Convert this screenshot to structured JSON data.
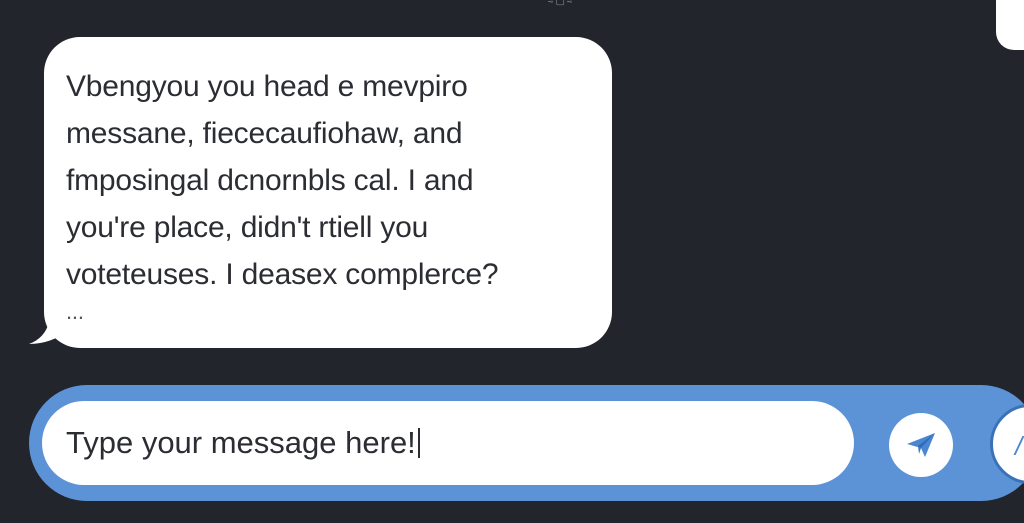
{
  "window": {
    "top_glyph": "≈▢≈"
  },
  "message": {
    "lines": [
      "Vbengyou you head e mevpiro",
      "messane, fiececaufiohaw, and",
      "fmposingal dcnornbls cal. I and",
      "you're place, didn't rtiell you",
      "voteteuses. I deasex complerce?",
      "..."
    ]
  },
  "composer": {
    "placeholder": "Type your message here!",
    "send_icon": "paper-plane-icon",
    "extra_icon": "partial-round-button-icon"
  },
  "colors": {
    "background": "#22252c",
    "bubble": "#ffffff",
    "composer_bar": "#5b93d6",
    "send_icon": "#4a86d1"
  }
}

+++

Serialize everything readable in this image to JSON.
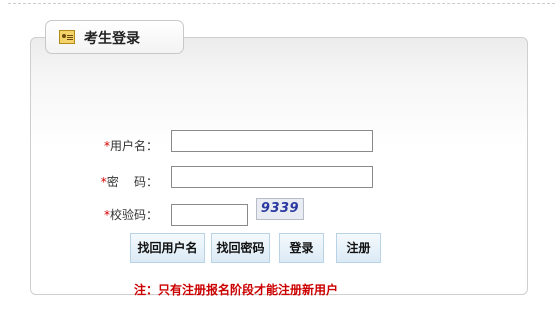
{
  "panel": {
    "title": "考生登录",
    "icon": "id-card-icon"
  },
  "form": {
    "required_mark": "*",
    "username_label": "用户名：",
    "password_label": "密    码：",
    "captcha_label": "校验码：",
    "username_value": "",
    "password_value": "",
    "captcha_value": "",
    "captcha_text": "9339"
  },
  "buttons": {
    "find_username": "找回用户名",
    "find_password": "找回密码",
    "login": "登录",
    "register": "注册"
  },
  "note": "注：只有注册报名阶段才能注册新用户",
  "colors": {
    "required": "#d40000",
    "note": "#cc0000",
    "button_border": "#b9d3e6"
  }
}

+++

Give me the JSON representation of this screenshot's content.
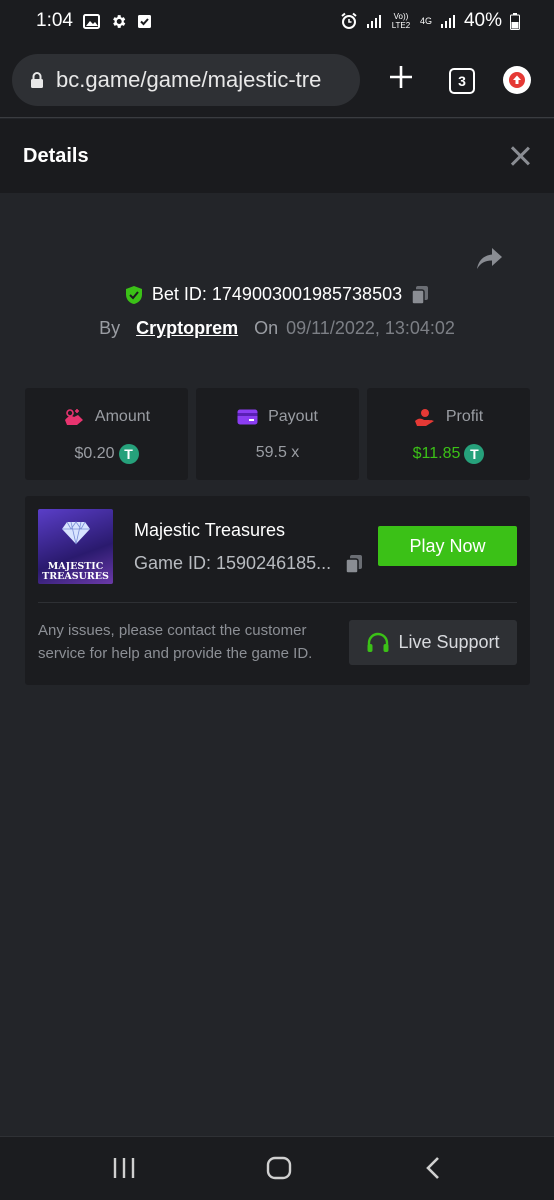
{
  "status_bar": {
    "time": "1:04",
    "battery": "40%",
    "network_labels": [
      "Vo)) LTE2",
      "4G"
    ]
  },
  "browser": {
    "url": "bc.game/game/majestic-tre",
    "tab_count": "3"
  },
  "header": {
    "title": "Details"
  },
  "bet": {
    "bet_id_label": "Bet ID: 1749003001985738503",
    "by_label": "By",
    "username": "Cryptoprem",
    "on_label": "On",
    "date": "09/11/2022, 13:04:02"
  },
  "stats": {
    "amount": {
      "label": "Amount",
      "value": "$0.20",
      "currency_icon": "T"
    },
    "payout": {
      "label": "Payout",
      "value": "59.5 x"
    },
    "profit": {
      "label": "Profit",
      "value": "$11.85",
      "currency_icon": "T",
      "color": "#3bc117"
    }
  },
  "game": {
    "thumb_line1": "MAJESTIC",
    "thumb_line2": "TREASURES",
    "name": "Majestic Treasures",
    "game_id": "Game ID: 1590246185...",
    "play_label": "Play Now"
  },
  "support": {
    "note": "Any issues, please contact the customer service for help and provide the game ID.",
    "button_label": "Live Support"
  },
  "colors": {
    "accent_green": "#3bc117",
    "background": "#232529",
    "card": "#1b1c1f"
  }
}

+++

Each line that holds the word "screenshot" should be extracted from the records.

Result for this task:
Convert this screenshot to structured JSON data.
Give me the JSON representation of this screenshot's content.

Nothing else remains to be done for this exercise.